I haven't had this much fun with a gadget in a while (and that includes the Zune). Much of my fun can be linked to the Stiletto 100's thoughtfully designed interface. Despite carrying myriad features--many of which intersect and could thus cause confusion--the device is incredibly simple to use. And, like most satellite radio devices, there is the constant discovery of new music and content.
Good design makes a difference
The device itself is unusual. Measuring 4.5x2x0.7 inches (and weighing 4.6 ounces), it appears very unstiletto-like. In fact, it's more like a clog. The device's thickness is accented by the standard battery pack that juts out the backside. Impressively, the Stiletto actually ships with two batteries, the second being thinner and sitting flush with the rest of the backside (more on the batteries later).

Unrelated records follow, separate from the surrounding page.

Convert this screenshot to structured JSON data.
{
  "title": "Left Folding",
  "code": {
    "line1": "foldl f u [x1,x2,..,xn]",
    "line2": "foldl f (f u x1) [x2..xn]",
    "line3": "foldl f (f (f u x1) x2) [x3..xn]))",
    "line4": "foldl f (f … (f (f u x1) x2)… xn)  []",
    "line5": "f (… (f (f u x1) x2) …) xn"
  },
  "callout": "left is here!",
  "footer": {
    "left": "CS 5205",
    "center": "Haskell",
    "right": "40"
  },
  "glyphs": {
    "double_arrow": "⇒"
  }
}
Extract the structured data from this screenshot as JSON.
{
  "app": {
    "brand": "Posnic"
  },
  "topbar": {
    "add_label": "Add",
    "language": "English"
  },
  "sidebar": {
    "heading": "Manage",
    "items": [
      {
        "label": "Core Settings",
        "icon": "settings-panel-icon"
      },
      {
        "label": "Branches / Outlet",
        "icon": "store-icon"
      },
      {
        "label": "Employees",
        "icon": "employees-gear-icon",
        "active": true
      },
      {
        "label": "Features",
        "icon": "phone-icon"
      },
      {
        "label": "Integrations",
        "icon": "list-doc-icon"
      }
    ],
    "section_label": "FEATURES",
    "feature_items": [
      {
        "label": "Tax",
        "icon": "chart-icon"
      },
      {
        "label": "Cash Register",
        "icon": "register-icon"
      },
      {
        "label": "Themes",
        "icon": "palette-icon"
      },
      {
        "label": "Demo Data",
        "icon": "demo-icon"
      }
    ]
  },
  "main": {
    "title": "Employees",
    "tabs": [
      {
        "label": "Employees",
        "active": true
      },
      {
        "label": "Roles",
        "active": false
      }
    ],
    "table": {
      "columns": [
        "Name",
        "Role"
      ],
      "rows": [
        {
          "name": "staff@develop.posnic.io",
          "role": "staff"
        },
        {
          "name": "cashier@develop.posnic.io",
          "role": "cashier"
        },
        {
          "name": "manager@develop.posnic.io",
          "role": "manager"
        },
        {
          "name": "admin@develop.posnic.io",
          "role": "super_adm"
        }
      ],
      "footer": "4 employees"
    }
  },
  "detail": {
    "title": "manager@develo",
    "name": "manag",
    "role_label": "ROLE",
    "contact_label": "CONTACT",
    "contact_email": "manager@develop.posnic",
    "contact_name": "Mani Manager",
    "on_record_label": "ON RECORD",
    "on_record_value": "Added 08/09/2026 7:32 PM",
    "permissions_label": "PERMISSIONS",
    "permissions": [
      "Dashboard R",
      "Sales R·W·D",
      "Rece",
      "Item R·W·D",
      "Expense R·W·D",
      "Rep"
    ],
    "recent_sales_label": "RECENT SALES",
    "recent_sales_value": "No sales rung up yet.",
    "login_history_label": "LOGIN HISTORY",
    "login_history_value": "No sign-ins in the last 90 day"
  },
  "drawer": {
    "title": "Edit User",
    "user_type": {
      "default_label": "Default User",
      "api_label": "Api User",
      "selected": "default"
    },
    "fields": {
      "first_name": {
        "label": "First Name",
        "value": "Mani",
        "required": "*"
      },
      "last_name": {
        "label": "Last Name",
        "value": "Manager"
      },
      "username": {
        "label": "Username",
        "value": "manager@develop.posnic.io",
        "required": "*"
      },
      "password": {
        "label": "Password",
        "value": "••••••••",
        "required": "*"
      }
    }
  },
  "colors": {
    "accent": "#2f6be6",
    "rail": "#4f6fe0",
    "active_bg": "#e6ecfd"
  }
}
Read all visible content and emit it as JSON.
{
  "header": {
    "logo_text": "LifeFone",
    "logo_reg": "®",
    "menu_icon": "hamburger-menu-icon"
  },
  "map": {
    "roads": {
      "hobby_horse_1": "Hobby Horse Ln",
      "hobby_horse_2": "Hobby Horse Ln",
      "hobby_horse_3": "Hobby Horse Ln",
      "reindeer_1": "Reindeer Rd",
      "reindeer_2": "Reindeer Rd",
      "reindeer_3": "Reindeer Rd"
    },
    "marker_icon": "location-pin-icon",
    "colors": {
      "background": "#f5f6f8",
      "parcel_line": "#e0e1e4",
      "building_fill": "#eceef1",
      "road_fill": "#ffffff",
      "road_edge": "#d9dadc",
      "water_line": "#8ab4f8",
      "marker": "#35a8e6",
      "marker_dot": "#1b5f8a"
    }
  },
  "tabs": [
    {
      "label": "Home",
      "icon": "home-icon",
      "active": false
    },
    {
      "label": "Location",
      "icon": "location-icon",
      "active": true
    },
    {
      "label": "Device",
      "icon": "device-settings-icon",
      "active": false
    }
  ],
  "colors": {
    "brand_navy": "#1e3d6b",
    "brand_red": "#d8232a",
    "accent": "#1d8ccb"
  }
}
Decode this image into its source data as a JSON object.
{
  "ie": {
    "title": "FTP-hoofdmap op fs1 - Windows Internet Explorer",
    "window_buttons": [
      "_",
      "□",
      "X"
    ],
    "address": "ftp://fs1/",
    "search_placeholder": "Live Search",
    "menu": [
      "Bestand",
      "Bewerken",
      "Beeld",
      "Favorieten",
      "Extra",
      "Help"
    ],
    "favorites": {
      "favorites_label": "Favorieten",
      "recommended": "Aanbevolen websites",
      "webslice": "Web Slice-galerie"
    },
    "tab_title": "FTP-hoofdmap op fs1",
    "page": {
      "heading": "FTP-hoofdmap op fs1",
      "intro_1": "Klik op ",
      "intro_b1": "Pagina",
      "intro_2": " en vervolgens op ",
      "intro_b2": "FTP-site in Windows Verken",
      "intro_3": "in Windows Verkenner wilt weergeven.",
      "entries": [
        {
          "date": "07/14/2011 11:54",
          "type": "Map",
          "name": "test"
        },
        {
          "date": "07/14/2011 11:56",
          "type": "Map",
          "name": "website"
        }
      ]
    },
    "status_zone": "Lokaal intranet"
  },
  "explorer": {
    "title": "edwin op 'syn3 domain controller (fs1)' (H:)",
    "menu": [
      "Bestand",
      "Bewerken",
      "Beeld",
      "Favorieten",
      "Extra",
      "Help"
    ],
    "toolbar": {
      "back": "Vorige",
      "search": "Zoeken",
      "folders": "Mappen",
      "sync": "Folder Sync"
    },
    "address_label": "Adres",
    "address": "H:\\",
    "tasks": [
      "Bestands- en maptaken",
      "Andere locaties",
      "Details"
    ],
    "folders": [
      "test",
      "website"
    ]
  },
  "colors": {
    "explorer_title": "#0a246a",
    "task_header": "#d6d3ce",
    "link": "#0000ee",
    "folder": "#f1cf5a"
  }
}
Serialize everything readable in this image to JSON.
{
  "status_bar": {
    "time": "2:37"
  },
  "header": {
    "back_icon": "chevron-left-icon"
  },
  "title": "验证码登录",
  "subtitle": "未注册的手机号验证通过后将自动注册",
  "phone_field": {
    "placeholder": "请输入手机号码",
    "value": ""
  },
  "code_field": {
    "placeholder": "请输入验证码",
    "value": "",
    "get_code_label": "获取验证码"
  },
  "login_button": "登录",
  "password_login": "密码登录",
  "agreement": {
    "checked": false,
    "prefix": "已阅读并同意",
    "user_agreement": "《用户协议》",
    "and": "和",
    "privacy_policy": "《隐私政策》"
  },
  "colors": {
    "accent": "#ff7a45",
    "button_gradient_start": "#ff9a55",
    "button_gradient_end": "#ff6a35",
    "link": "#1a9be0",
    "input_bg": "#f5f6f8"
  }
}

The Stiletto's chunkiness doesn't bother me. It's durable and certainly pocketable, and the overall industrial design matches well with the device's musical heart. You can't fully understand the Stiletto, however, until you've seen its 2.25-inch screen, which is larger than the Inno/Helix. The screen is bright and rich with colors, although it does attract fingerprints. The icon-based main menu is simple: Satellite radio, Internet radio, Library, Radio replays, Recording, and Settings. Each menu option lights up as you pass over it, and the combination of the sharp fonts, oversized graphics and audio feedback gives the Stiletto 100 an aura similar to the Sony PSP. As one observer noted, it's like a video game.
The dynamic aesthetics (including nice background graphics and colorful station icons in the corner such as a record playing on a turntable to denote the Electronic/Dance channels), and the audio feedback (including chimes and a unique voice announcing the current channel) are excellent. But even more than that, the GUI is very intelligently laid out. For example, text cues indicate exactly where you are--whether it's a recorded song from the library or live reception via satellite. The interface indicates the current songs playing of any channel, from which channel a given song was recorded, and more. This is critical to the Stiletto's appeal since the library is such a mishmash of both recorded content and your own.
Controlling the Stiletto is like driving a Cadillac--nice and smooth, thanks to the one-inch diameter Media Dial. This mechanical "click wheel" is made of tactile rubber with raised edges; the dial offers notched feedback so you get pinpoint control (though sometimes it's so hypersensitive that you pass your intended option). A small select-button sits in the center, and the dial itself can be depressed in four directions: up, left, and right for the playback controls, and down to activate your favorites. The latter, represented by a heart icon, will activate recording of a song or station.
Beyond the wheel are four "corner" buttons: Back, Home, Options and Display. The Back and Home buttons will be used most often, and there's no mystery where these buttons will take you because, in general, there aren't too many options or suboptions--a good 10-minute session should be enough for most users to acclimate to the Stiletto.
The Stiletto's left spine features dedicated volume buttons and the power/hold switch, while the bottom includes the proprietary dock (used with the antenna headphones, optional home or auto kits, and the USB connection) and a standard headphone jack. You can use regular headphones with the device (earbuds are included), but you'll get the best reception using the antenna headphones, which, by the way, are stiff and incredibly uncomfortable. We also find it inconvenient that you can't charge the device while the antenna headphones are attached. As I write, I'm sitting near a window and prefer the stronger signal of the headphones, yet I can't charge the Stiletto. (Note: You can charge via USB.)